Problem to work on → All that is needed is every line of the listing below that has "icon".

○ ○ ○

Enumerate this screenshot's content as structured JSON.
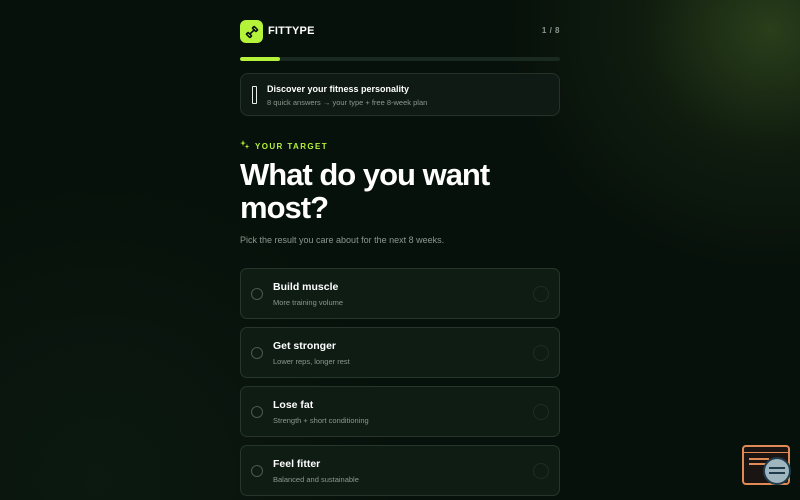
{
  "brand": {
    "name": "FITTYPE",
    "logo_icon": "dumbbell-icon",
    "accent": "#b5f23a"
  },
  "progress": {
    "counter": "1 / 8",
    "fraction": 0.125
  },
  "banner": {
    "icon": "phone-icon",
    "title": "Discover your fitness personality",
    "subtitle": "8 quick answers → your type + free 8-week plan"
  },
  "question": {
    "eyebrow": "YOUR TARGET",
    "eyebrow_icon": "sparkle-icon",
    "title": "What do you want most?",
    "subtitle": "Pick the result you care about for the next 8 weeks."
  },
  "options": [
    {
      "label": "Build muscle",
      "desc": "More training volume"
    },
    {
      "label": "Get stronger",
      "desc": "Lower reps, longer rest"
    },
    {
      "label": "Lose fat",
      "desc": "Strength + short conditioning"
    },
    {
      "label": "Feel fitter",
      "desc": "Balanced and sustainable"
    }
  ],
  "widget": {
    "icon": "code-window-icon"
  }
}
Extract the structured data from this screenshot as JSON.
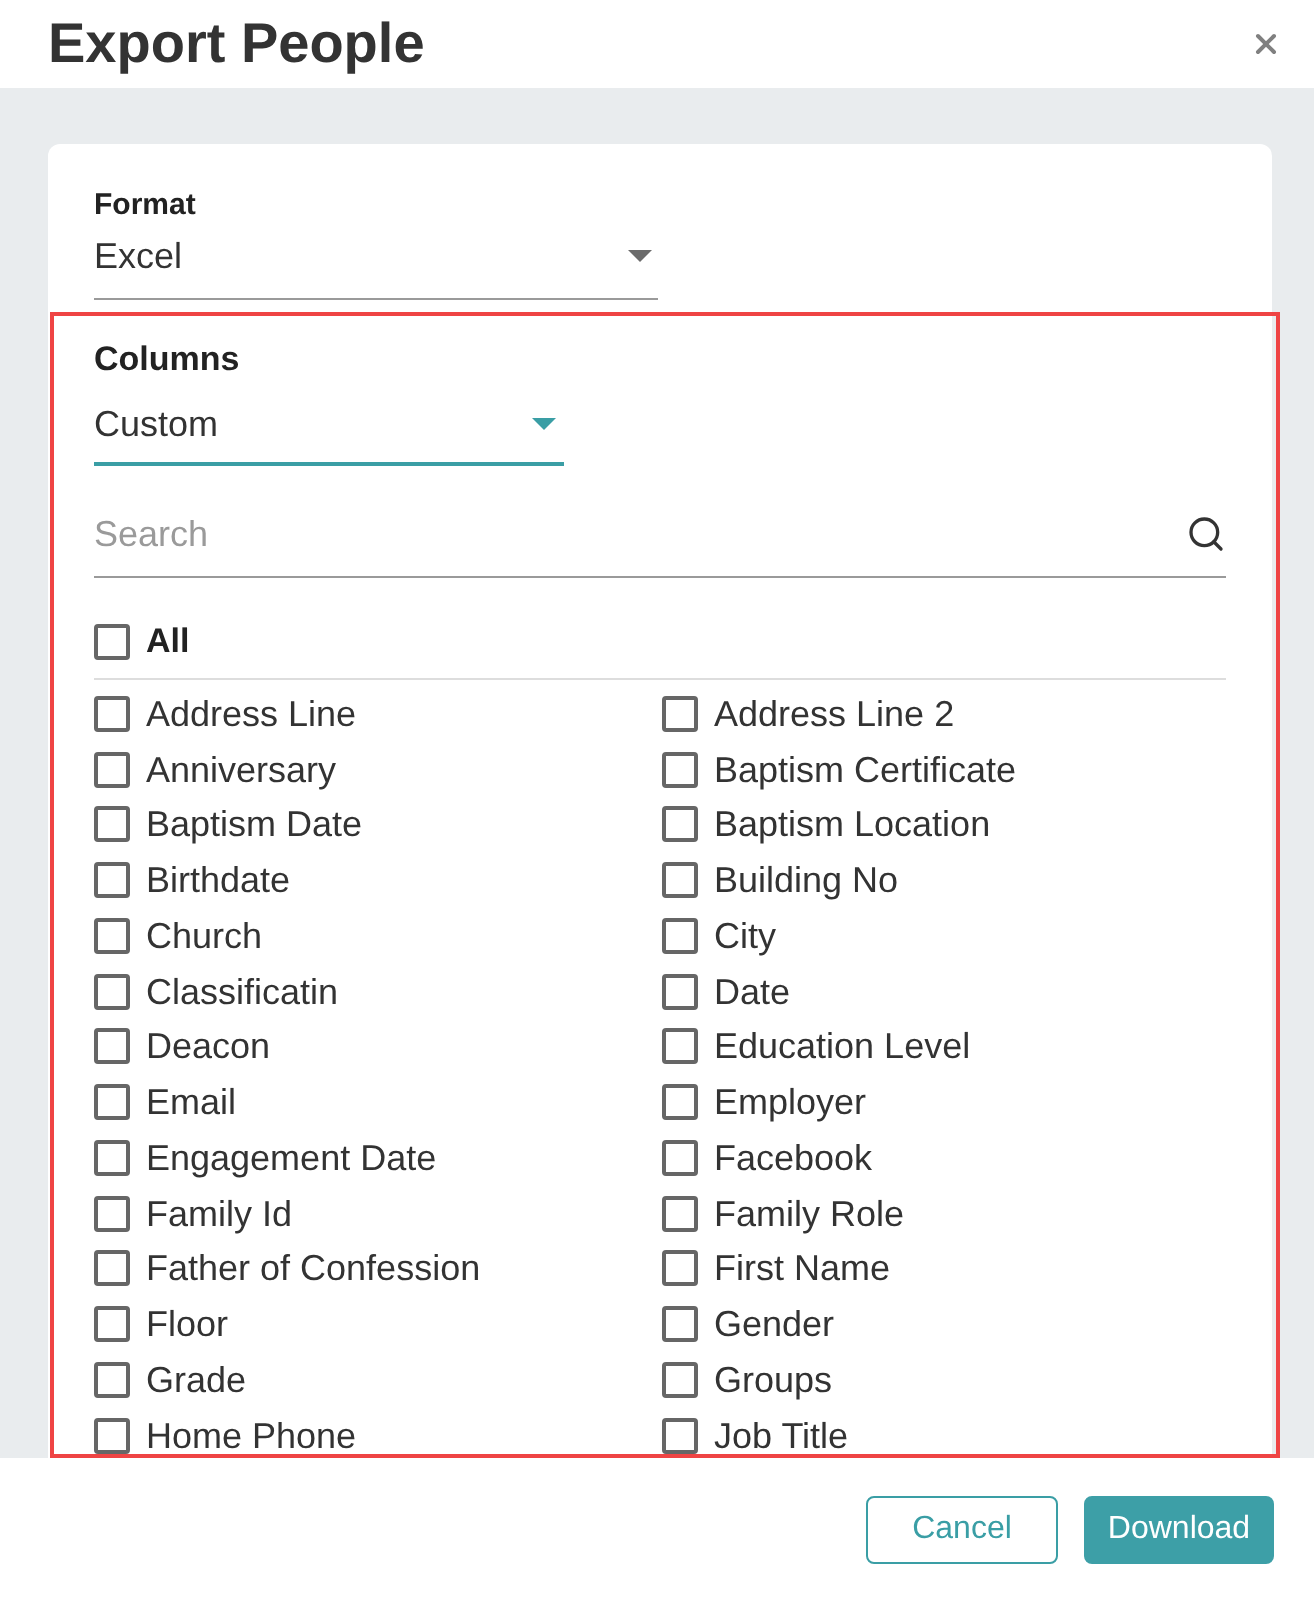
{
  "dialog": {
    "title": "Export People"
  },
  "format": {
    "label": "Format",
    "value": "Excel",
    "focused": false
  },
  "columns": {
    "highlighted": true,
    "label": "Columns",
    "value": "Custom",
    "focused": true,
    "search": {
      "placeholder": "Search"
    },
    "all": {
      "label": "All",
      "checked": false
    },
    "options": [
      {
        "label": "Address Line",
        "checked": false
      },
      {
        "label": "Address Line 2",
        "checked": false
      },
      {
        "label": "Anniversary",
        "checked": false
      },
      {
        "label": "Baptism Certificate",
        "checked": false
      },
      {
        "label": "Baptism Date",
        "checked": false
      },
      {
        "label": "Baptism Location",
        "checked": false
      },
      {
        "label": "Birthdate",
        "checked": false
      },
      {
        "label": "Building No",
        "checked": false
      },
      {
        "label": "Church",
        "checked": false
      },
      {
        "label": "City",
        "checked": false
      },
      {
        "label": "Classificatin",
        "checked": false
      },
      {
        "label": "Date",
        "checked": false
      },
      {
        "label": "Deacon",
        "checked": false
      },
      {
        "label": "Education Level",
        "checked": false
      },
      {
        "label": "Email",
        "checked": false
      },
      {
        "label": "Employer",
        "checked": false
      },
      {
        "label": "Engagement Date",
        "checked": false
      },
      {
        "label": "Facebook",
        "checked": false
      },
      {
        "label": "Family Id",
        "checked": false
      },
      {
        "label": "Family Role",
        "checked": false
      },
      {
        "label": "Father of Confession",
        "checked": false
      },
      {
        "label": "First Name",
        "checked": false
      },
      {
        "label": "Floor",
        "checked": false
      },
      {
        "label": "Gender",
        "checked": false
      },
      {
        "label": "Grade",
        "checked": false
      },
      {
        "label": "Groups",
        "checked": false
      },
      {
        "label": "Home Phone",
        "checked": false
      },
      {
        "label": "Job Title",
        "checked": false
      }
    ]
  },
  "buttons": [
    {
      "label": "Cancel",
      "kind": "outline"
    },
    {
      "label": "Download",
      "kind": "primary"
    }
  ]
}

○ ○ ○

Solution for this exercise →
    "logo_icon": "dumbbell-icon",
    "icon": "phone-icon",
    "eyebrow_icon": "sparkle-icon",
    "icon": "code-window-icon"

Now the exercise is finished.